No worrying about where the money was going to come from to pay their next utility bills. No having to prove to a medical panel by walking 25 yards or more, that you are entitled to a disability living allowance that you had been receiving unchallenged for years, until the recession led to swingeing cuts in public spending, in a despairing effort to balance the national books.
As David Cameron so memorably remarked at the beginning of his premiership – ‘we are all in this together’. Well I guess some have been lot deeper ‘in it’ then some notable ‘others’. It seems to me that those who were most responsible for this awful banking crisis, suffered far less than the majority of us who had no say in all the clever financial wheezes that those with the ‘talent’ were pulling out of the hat in the years leading up to the bubble bursting.
Upon reflection, I feel that if those in other global financial centres are prepared to pay the inflated salaries and bonuses that these high flying financiers and bankers feel their ‘talents’ are worth, then they are welcome to offer them the ‘going rate’.
Let them go so as to free up the places that they vacate for those many young people waiting in the wings, who will be more than willing to do an honest days work for far more realistic wages and bonuses.
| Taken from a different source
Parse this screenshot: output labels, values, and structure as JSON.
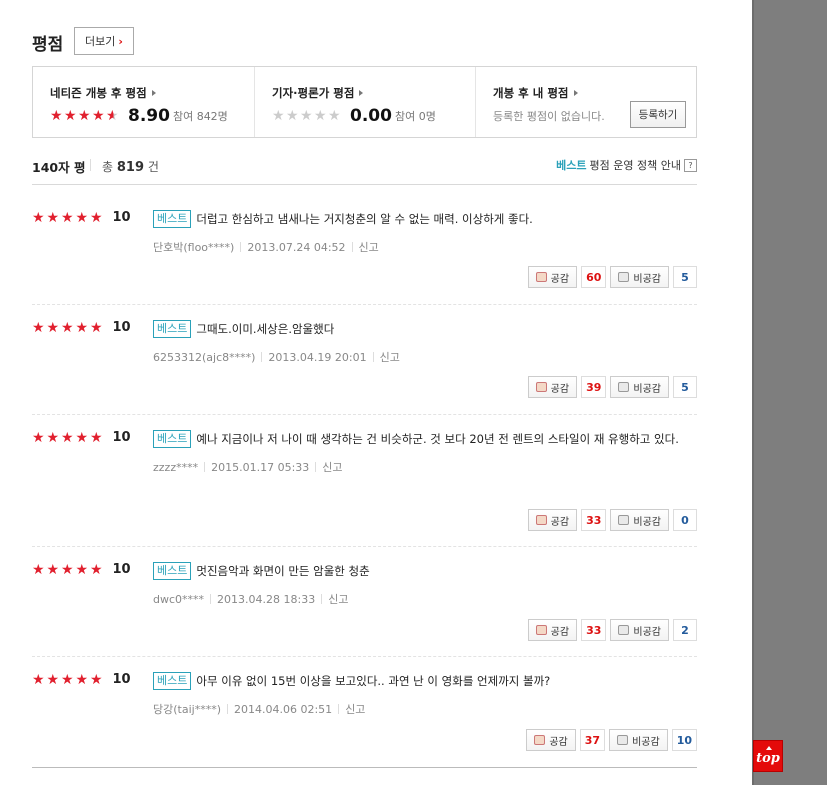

Wages that reflect the real world that most of us have to live and earn a living in.